Ethan, Abby’s daddy, who is struggling in his own way, asks Tessa to see a therapist and she complies although in the beginning she questions what sort of help she can get from Celia who, while she is compassionate in her attention to Tessa, keeps her professional distance. Celia has her own story, one that unfolds alongside Tessa’s and it is in this way that the real complexities of this plot begin to be revealed. Celia’s life too has been filled with tragedy. There’s a half-grown son and his secrets, an ex-husband and his alcoholism. There are other things, hinted at, whispering between the lines. There’s all this nice stuff about a new husband and a new life for Celia and her son. But something feels off about it. This is what is so well done throughout this novel, the feeling it gives of having its own secret. It will be summer before the pages give it up, the answer to the mystery. By then hearts will be broken all over again and then entwined in ways you can’t imagine. For more visit Lynne's website

Thursday, November 3, 2011

A cultural leap: an American goes east

I read an article on my homepage and I'm compelled to share. I grew up studying ballet, dancing and dreaming of being a principal, and also composing in the language of the ballet. Called choreography, the language of dance is beautiful in itself and through a crafted series of characters, reveals a story. As a student, I recognized that Russia produced the best dancers; they were known for it. The finest training I ever received was given me by Frank and Irina Pal, two fabulous and passionate dancers from Czechoslovakia who were trained in the grand classical Russian style. I had the good fortune to study with them at their school in Wichita Falls, Texas. The Pals escaped Leipzig after the second world war on the last American truck out of city just as the Russian troops were entering from the other direction.
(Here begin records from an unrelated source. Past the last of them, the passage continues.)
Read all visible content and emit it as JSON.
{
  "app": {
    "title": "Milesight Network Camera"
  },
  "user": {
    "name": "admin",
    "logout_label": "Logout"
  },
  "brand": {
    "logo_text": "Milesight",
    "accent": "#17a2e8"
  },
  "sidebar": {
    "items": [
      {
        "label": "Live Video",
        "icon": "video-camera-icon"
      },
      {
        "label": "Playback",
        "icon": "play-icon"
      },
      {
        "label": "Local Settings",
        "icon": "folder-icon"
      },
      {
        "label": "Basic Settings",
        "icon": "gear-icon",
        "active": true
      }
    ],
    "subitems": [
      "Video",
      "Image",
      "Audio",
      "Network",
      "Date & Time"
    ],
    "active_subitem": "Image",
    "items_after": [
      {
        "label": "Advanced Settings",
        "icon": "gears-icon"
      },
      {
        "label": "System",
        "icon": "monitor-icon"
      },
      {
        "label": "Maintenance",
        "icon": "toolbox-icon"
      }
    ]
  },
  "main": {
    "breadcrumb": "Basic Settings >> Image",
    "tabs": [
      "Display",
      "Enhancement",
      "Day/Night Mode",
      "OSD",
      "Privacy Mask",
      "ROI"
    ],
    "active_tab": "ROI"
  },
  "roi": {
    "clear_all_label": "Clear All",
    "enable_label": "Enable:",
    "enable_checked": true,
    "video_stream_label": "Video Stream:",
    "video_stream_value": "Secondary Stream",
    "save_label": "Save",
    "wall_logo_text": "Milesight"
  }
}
Eventually they wound up in Wichita Falls, bringing their art and passion to a north Texas city where the cultural climate had been described to them as a wasteland, but they were determined, romantic, and devoted to their students, and they had their own share of "Texas/Czech" grit. I have vivid and (almost) fond memories of Frank shouting at me in Russian! In addition to the studio, they also formed a semi-professional ballet company that toured and they, along with their students, performed regularly for many years.
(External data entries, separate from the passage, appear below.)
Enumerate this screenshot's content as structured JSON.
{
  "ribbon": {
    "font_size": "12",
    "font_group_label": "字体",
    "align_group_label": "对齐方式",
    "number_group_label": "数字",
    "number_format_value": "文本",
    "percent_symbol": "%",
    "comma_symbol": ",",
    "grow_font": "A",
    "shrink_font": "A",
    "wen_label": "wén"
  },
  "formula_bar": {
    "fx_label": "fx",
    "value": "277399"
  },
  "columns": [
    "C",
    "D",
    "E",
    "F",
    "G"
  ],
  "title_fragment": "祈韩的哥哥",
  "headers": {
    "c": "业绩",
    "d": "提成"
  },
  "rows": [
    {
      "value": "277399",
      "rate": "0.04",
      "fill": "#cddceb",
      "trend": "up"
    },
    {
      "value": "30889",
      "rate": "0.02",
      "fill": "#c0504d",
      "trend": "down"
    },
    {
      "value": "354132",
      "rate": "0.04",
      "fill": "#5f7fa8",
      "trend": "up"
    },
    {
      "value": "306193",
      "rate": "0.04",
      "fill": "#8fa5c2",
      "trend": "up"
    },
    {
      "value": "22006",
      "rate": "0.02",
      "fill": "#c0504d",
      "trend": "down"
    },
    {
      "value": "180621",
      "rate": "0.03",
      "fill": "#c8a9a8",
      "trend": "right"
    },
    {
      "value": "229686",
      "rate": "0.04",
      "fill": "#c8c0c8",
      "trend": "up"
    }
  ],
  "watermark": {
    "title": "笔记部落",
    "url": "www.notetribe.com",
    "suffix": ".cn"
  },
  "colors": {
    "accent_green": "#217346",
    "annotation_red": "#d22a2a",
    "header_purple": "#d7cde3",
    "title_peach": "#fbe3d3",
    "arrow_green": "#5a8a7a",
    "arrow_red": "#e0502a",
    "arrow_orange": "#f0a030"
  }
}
The Pals escaped to America; Rudolf Nureyev and Mikhail Baryshnikov defected. In the history of ballet, it is always the east coming west to find artistic freedom. But now, it is the other way. Now something remarkable is happening and a guy, a kid from North Dakota, David Hallberg of Grand Rapids, South Dakota, has been invited to dance as a principal with The Bolshoi Ballet in Moscow, the first American, the first foreigner ever! His story is remarkable, his courage and perseverance are incredible. And if this photograph is any indication, in movement he captures the essence of something so beautiful and filled with light, I had goosebumps just looking at it. What evidence this gives of how the world has changed, of how it has become smaller and more willing to share. Nothing matters here of cultural differences or ethnic biases. Only beauty matters, a universal language. Bravo, David. I wish I could be there.
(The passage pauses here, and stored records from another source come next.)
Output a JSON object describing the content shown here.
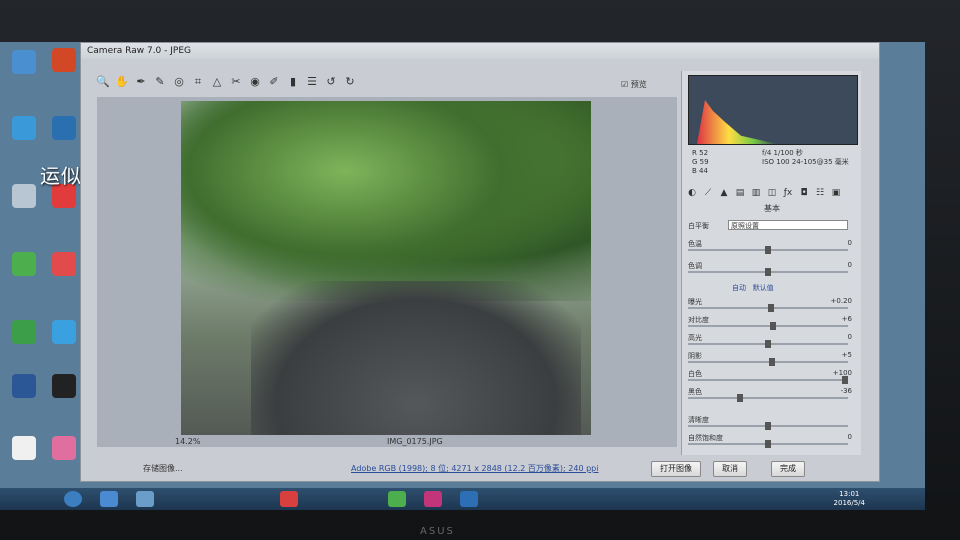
{
  "window": {
    "title": "Camera Raw 7.0 - JPEG"
  },
  "overlay_caption": "运似轻舟 世间沧海",
  "toolbar": {
    "tools": [
      "zoom-icon",
      "hand-icon",
      "eyedropper-icon",
      "color-sampler-icon",
      "target-icon",
      "crop-icon",
      "straighten-icon",
      "spot-removal-icon",
      "red-eye-icon",
      "adjustment-brush-icon",
      "graduated-filter-icon",
      "preferences-icon",
      "rotate-left-icon",
      "rotate-right-icon"
    ],
    "preview_label": "预览"
  },
  "canvas": {
    "zoom": "14.2%",
    "file_name": "IMG_0175.JPG"
  },
  "histogram": {
    "readout": {
      "r_label": "R",
      "r": "52",
      "g_label": "G",
      "g": "59",
      "b_label": "B",
      "b": "44"
    },
    "exif": {
      "aperture": "f/4",
      "shutter": "1/100 秒",
      "iso": "ISO 100",
      "lens": "24-105@35 毫米"
    }
  },
  "panel": {
    "section": "基本",
    "white_balance_label": "白平衡",
    "white_balance_value": "原照设置",
    "auto_label": "自动",
    "default_label": "默认值",
    "rows": [
      {
        "label": "色温",
        "value": "0"
      },
      {
        "label": "色调",
        "value": "0"
      },
      {
        "label": "曝光",
        "value": "+0.20"
      },
      {
        "label": "对比度",
        "value": "+6"
      },
      {
        "label": "高光",
        "value": "0"
      },
      {
        "label": "阴影",
        "value": "+5"
      },
      {
        "label": "白色",
        "value": "+100"
      },
      {
        "label": "黑色",
        "value": "-36"
      },
      {
        "label": "清晰度",
        "value": ""
      },
      {
        "label": "自然饱和度",
        "value": "0"
      }
    ]
  },
  "footer": {
    "save_button": "存储图像...",
    "workflow_link": "Adobe RGB (1998); 8 位; 4271 x 2848 (12.2 百万像素); 240 ppi",
    "open_button": "打开图像",
    "cancel_button": "取消",
    "done_button": "完成"
  },
  "taskbar": {
    "time": "13:01",
    "date": "2016/5/4"
  },
  "laptop_brand": "ASUS"
}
Read the full article here and visit David's website here

Tuesday, November 1, 2011

Life with a side dish of lemons: the remedy


So, on Sunday, ten days into my Mac experience, I got the message in fourteen languages to shut down. In IBM speak, it’s like the dreaded blue screen. Had all gone as expected, I would have rebooted and the Mac would have cleared up the issue and zoomed into life, but all did not go as expected. Turns out there’s something haywire with the RAM. I took it for repairs yesterday and on the way home stopped in at the drugstore, came out and the car wouldn’t start. Now it’s in the shop, too. Lemons. Life is handing me lemons. The nerve! I love my Mac; we had bonded, and I love my car; it’s paid for. All that love . . . squeezed now into lemons. Squeezing my dollars! Sitting on the curb, waiting for the mechanic, I wished for a diversion. Something to take my mind off its tendency to worry. I tried calling both sons, but they were each one traveling in separate parts of the country and without cell service. I sat some more and wished for my Kindle.

Reading, it’s the best diversion

No matter what is happening in my life, from a one-lemon tiny trouble to a five-lemon, full-blown disaster, I have always sought refuge in reading. I can read anytime, anyplace, almost anything--the side of a cereal box, a clothing label, a recipe--and, even if it’s only for a moment, I’m transported. My brain and heart rest in the words, the story. Reading is restorative. Words have the power to create imagery, a pseudo-reality that is different from the one you’re standing in and that interlude, however brief, takes you out of yourself, providing a respite. Joan Reeves blogged recently about this, not reading so much, but about Happiness Amidst Life’s Lemons. In fact, I read her post yesterday, after the mechanic jumped my car, followed me to the garage, and then brought me home. (I wish it were just the battery.) But before that, sitting on the curb waiting for rescue, I wished for my Kindle. If I could have read something, it would have stopped my mind from chewing over the lemon rind so to speak, until I had scared myself with every possible scenario up to and including, or nearly, becoming homeless as the result of being served so many lemons. Where will it end? I asked myself. Why me? I said. What next? Can it get worse? (That’s a bad one to ask!)

If only I'd had my Kindle. . . .

I could have been reading, Jane I’m Still Single Jones, by Joan Reeves, say, a recent download (A romantic dream of a high school class reunion story that zipped along like a fun evening spent with a group of wry and entertaining characters, and cleverly spiced with little nuggets of wisdom that gave me pause. I love Joan’s voice!) Had I been reading that, I might have been smiling.   I know I would have been engaged. Or I could have been reading Innocent Deceptions, a historical novel by Gwyneth Atlee aka ColleenThompson, another recent Kindle download. Reading that would have transported me back to the Civil War era and a story of love and betrayal. (Watch for more of her historical and romantic suspense releases in the near future. Her latest release, Phantom of the French Quarter, is an eerie and atmospheric tale of love and murder). Or I could have taken another look, at Crazy For Trying, by Joni Rodgers. I read that on my Kindle not long ago, loved it and reviewed it here. (Look for her latest release: The Hurricane Lover, a stunner of a literary thriller coming to Kindle this month.)

Instead. . . .

I chewed my virtual nails, pondered all sorts of even graver consequences, indulged in brief acts of self pity, and tried calling my kids so I could serve them a few of my lemons, all of which only increased the sour taste. When I could have been reading. I’m not sure what the lesson is, but I think it goes something like this . . .  don’t leave home without your Kindle (or e-reader of choice) and don’t share your lemons. As Joan suggests, make lemonade. Maybe she’ll even share the recipe she mentions in her post. Oh, and I wouldn’t mind at all if, as a diversion, you were to read my books on your Kindle, too. The Volunteer and The Ninth Step aren’t exactly a laugh a minute, but the stories, the suspense just might hook you in. At the least, you’ll be transported to another world where the lemons aren’t your own.

If this post looks wonky, blame it on the old PC.....